- [Your goal]
Look through the entries that follow and return each line that has the string "label".
Data supplied: Begin
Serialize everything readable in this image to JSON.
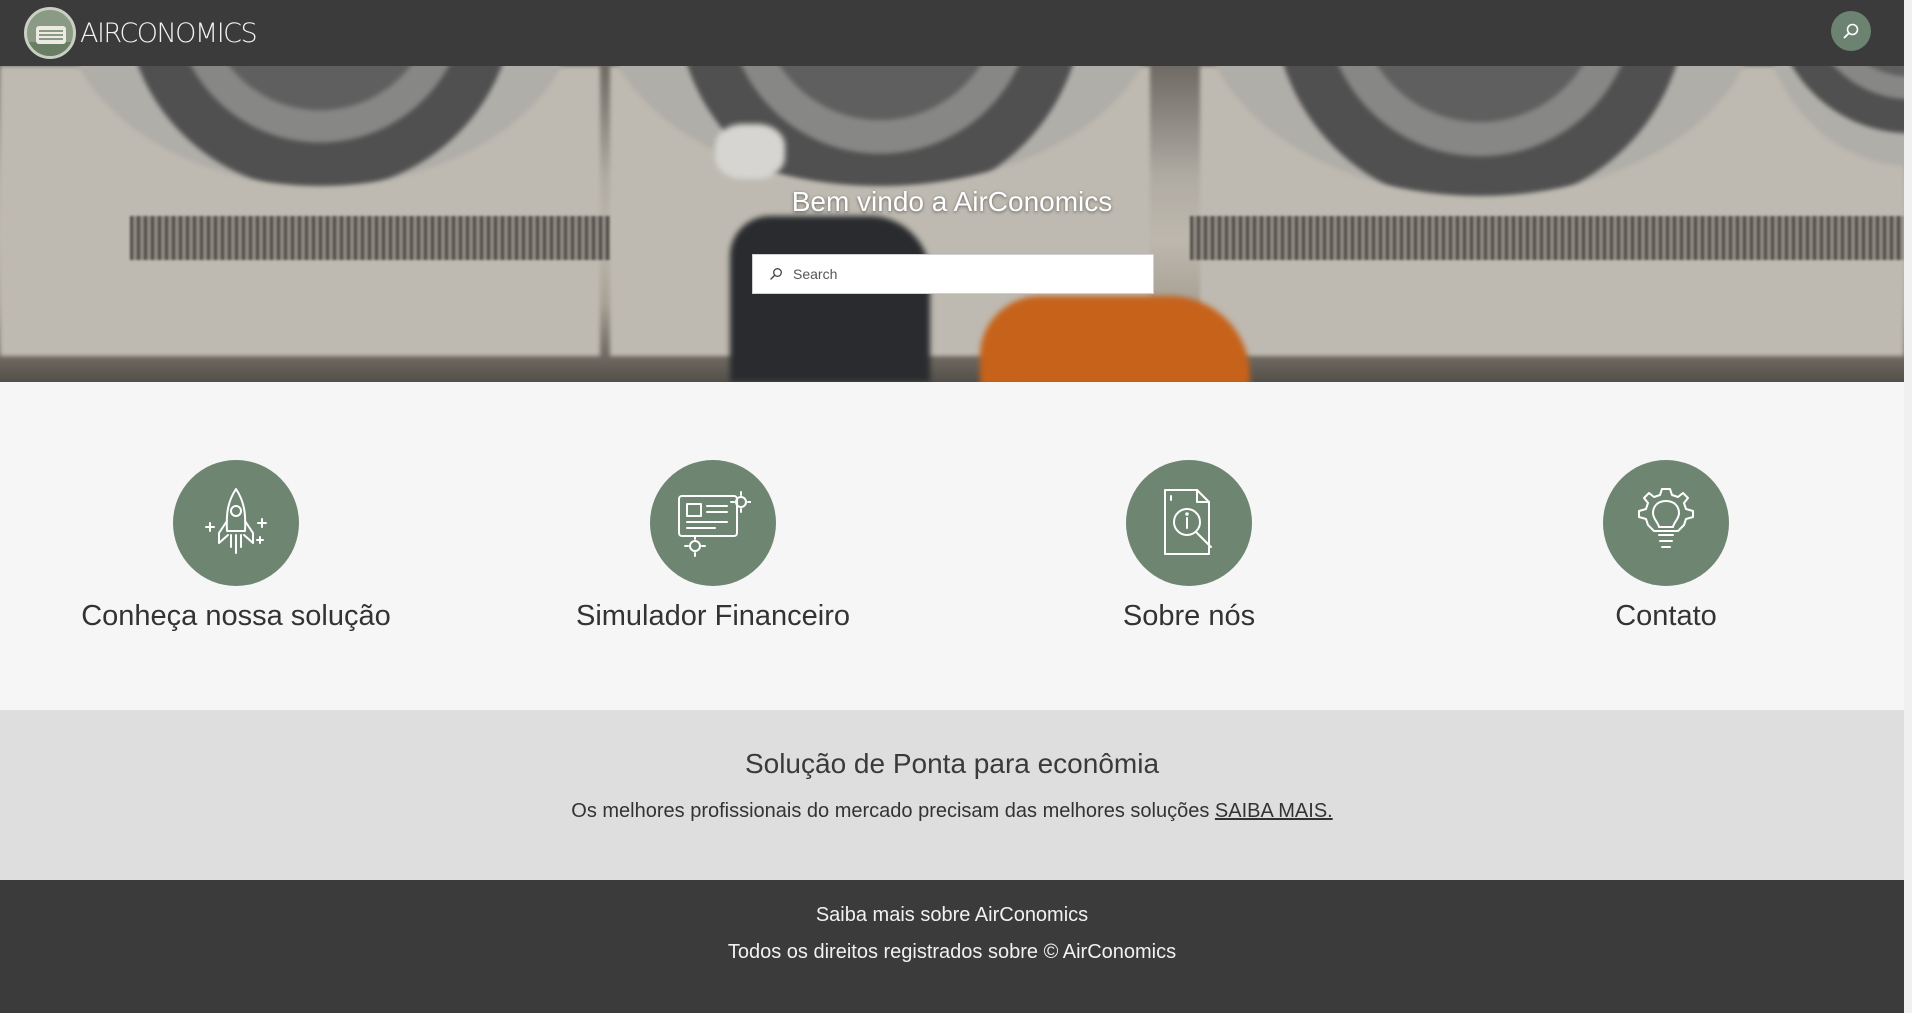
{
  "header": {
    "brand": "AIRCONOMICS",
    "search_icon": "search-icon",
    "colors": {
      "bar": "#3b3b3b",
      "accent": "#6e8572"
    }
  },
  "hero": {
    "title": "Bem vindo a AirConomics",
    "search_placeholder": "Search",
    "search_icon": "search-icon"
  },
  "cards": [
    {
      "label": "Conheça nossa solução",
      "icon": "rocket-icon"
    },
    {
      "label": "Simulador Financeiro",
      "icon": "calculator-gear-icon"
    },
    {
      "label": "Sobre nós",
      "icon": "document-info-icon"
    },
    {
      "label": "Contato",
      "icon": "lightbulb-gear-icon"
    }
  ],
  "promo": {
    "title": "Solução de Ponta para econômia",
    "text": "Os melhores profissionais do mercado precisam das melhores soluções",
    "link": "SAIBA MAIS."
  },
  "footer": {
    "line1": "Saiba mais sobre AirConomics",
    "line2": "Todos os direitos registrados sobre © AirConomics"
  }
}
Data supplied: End
- [Result]
      "label": "Conheça nossa solução",
      "label": "Simulador Financeiro",
      "label": "Sobre nós",
      "label": "Contato",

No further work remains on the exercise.